Calling China’s Human Rights Bluff

By Jim Hoagland (THE WASHINGTON POST, 03/08/08):

Every aspect of life under totalitarian governments is political, from sports to culture to business. President Bush and other world leaders attending the opening ceremonies of the Beijing Olympics this week should stop pretending otherwise, especially to the Chinese people.

“I made a decision not to politicize the Games,” Bush grandly told Asian journalists last week, according to the People’s Daily newspaper in Beijing. “This is for athletics.”

Bush, French President Nicolas Sarkozy, Australian Prime Minister Kevin Rudd and their peers will be at the games precisely because they are ruling politicians, not javelin throwers or sprinters. Their protestations that politics and sports should not mix on this occasion are exercises in denying their own identities.

They should instead make their visits openly political occasions. They should publicly focus on China’s human rights record and its promises to permit greater personal freedoms during the Olympics. Those promises have been bent and broken as Chinese internal security forces have used the Games as a reason to jail dissidents and keep them away from the world media.

These Olympics are all about politics — Chinese politics. As I wrote last year from Beijing, the government intends to bring the world onto the Chinese stage, not vice versa. The governing Central Committee wants to show the nation its competence in managing a prestige event and the global acceptance it has gained in the 19 years since the Tiananmen Square massacre briefly made China a pariah state.

Sarkozy and Bush have each received lists of prominent political prisoners and requests that their cases be raised directly with President Hu Jintao in Beijing and with the Chinese media. Doing this would go a long way toward justifying the two leaders’ decisions to go to Beijing.

Bush took an initial step toward that goal last week by welcoming to the White House a small but symbolically important group of Chinese dissidents, including Wei Jingsheng, a pioneer of the pro-democracy movement; Harry Wu, who has publicized China’s gulag system; and representatives of the country’s underground Christian movement, the Uighur minority and Tibet’s exile community.

This is, in Chinese terms, an eye-popping list, similar to the red flag that Hu would wave in front of Bush if he were to host Osama bin Laden, Iran’s Mahmoud Ahmadinejad and Hamas leader Ismail Haniyeh in the official Zhongnanhai compound in Beijing just before visiting Washington.
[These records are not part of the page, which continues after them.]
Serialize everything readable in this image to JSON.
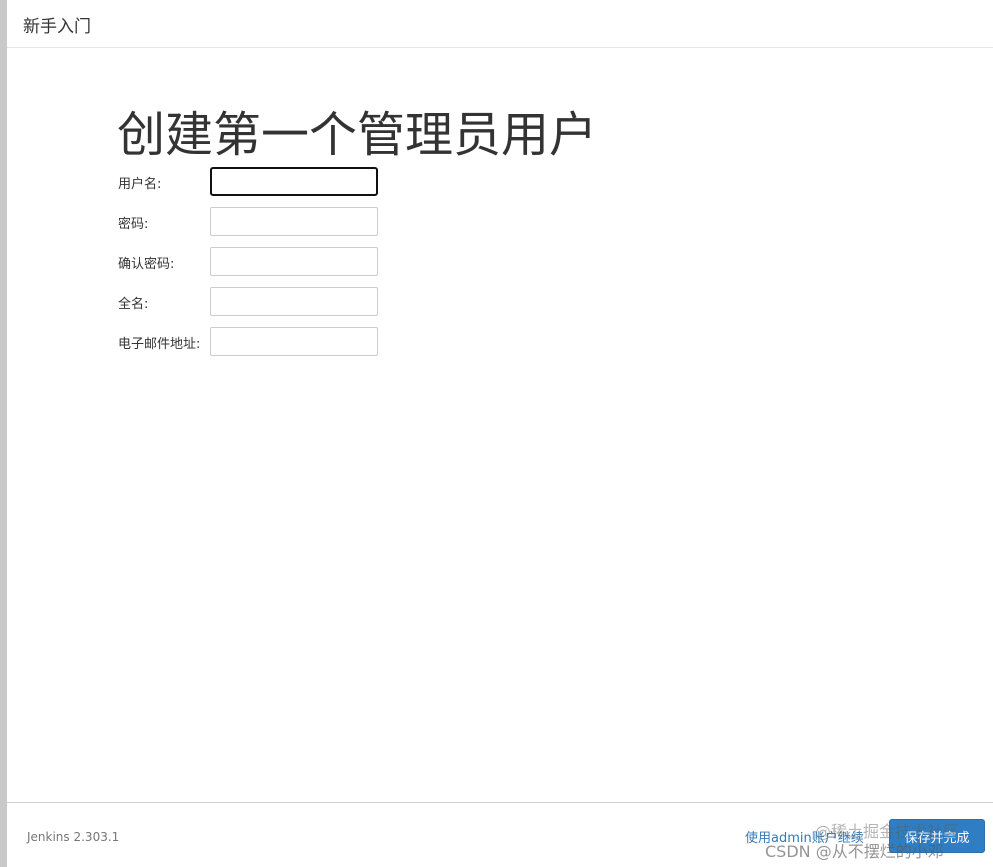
{
  "header": {
    "title": "新手入门"
  },
  "main": {
    "title": "创建第一个管理员用户",
    "fields": [
      {
        "label": "用户名:",
        "value": ""
      },
      {
        "label": "密码:",
        "value": ""
      },
      {
        "label": "确认密码:",
        "value": ""
      },
      {
        "label": "全名:",
        "value": ""
      },
      {
        "label": "电子邮件地址:",
        "value": ""
      }
    ]
  },
  "footer": {
    "version": "Jenkins 2.303.1",
    "continue_label": "使用admin账户继续",
    "save_label": "保存并完成"
  },
  "watermark": {
    "line1": "@稀土掘金技术社区",
    "line2": "CSDN @从不摆烂的小邓"
  },
  "colors": {
    "primary_button": "#2f7ec4",
    "link": "#337ab7",
    "text": "#333333"
  }
}
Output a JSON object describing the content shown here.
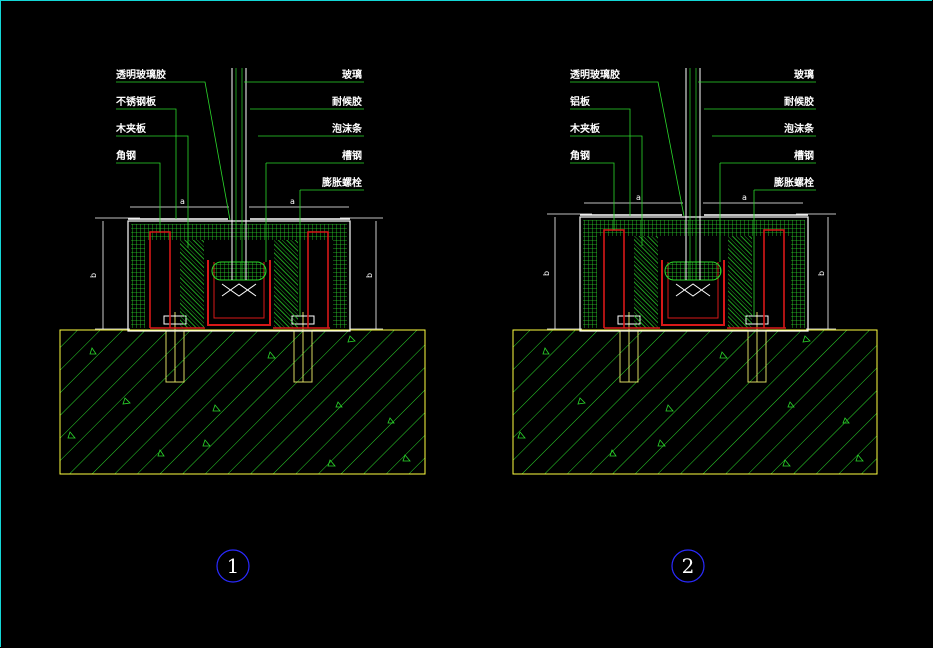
{
  "details": [
    {
      "number": "1",
      "labels_left": [
        "透明玻璃胶",
        "不锈钢板",
        "木夹板",
        "角钢"
      ],
      "labels_right": [
        "玻璃",
        "耐候胶",
        "泡沫条",
        "槽钢",
        "膨胀螺栓"
      ],
      "dims": {
        "a_left": "a",
        "a_right": "a",
        "b_left": "b",
        "b_right": "b"
      }
    },
    {
      "number": "2",
      "labels_left": [
        "透明玻璃胶",
        "铝板",
        "木夹板",
        "角钢"
      ],
      "labels_right": [
        "玻璃",
        "耐候胶",
        "泡沫条",
        "槽钢",
        "膨胀螺栓"
      ],
      "dims": {
        "a_left": "a",
        "a_right": "a",
        "b_left": "b",
        "b_right": "b"
      }
    }
  ],
  "colors": {
    "background": "#000000",
    "frame": "#14d6d6",
    "line_green": "#1fd81f",
    "section_hatch": "#2bd82b",
    "red": "#d81818",
    "white": "#ffffff",
    "yellow": "#ffff40",
    "circle_blue": "#2a2aff"
  }
}
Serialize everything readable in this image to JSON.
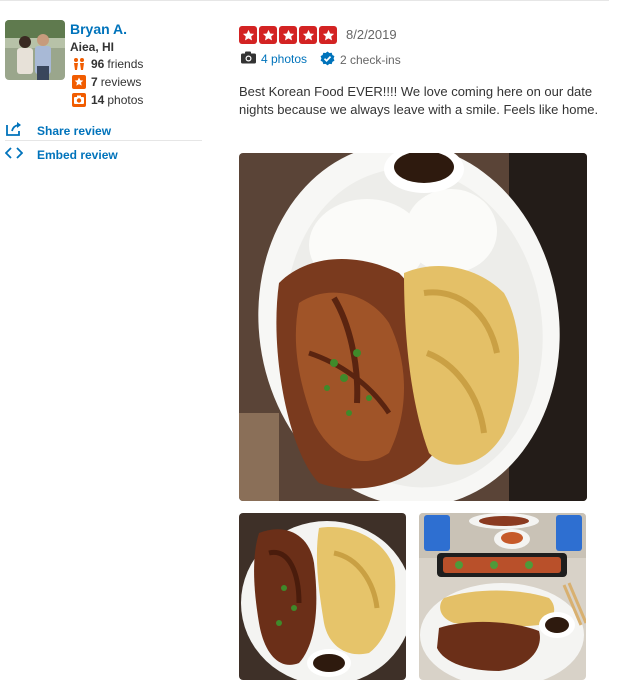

While Bush’s meeting received relatively little notice in the United States, it triggered sharp propaganda attacks from Beijing.

The White House made no attempt to inhibit the president’s guests from circulating a full e-mail account of the meeting, complete with quotes from Bush promising to “talk about human rights” with Hu “face to face.”

This was a calculated move and not an oversight by the White House, which similarly did not object two years ago when Chinese Christian activists met with Bush and then provided me with their notes for a column shortly after the encounter.

The activists at that time invited Bush to worship with “underground” Christians — who meet in private, without official sanction — on his next trip to China, and the president seemed open to the idea. He should follow through this week, as part of a broader international effort to impress on his official hosts the importance of freedom of religion, speech and access to information.

Amnesty International, which estimates that half a million people are being held without charges in China, issued a report last week accusing the Beijing government of using the Olympics as a pretext to “intensify” political repression.

In France, Sarkozy’s decision to go to the Olympics has been particularly controversial. Daniel Cohn-Bendit, at one time a political rebel but today a senior European parliamentarian, asked the French leader to plead for the freedom of seven political prisoners, including Huang Qi, arrested in Chengdu in June for trying to organize the victims of the Sichuan earthquake to demand help.

The International Olympic Committee has shown that it will not forcefully demand that China live up to the promises it made in winning the right to host the games. This is hardly surprising for an organization that too often has allowed its approval to be bought by unrealistic promises or corrupt favors to its members. That leaves it to the national leaders who go to Beijing to rescue the political reputation of the 2008 Olympics.

Such a rescue will require commitment and coordination among like-minded leaders such as Bush and Sarkozy. They should take their cue from the Czech Vaclav Havel and the South African Desmond Tutu, who have issued an appeal for human rights to share the spotlight with the medal count at this global celebration of human perfectibility.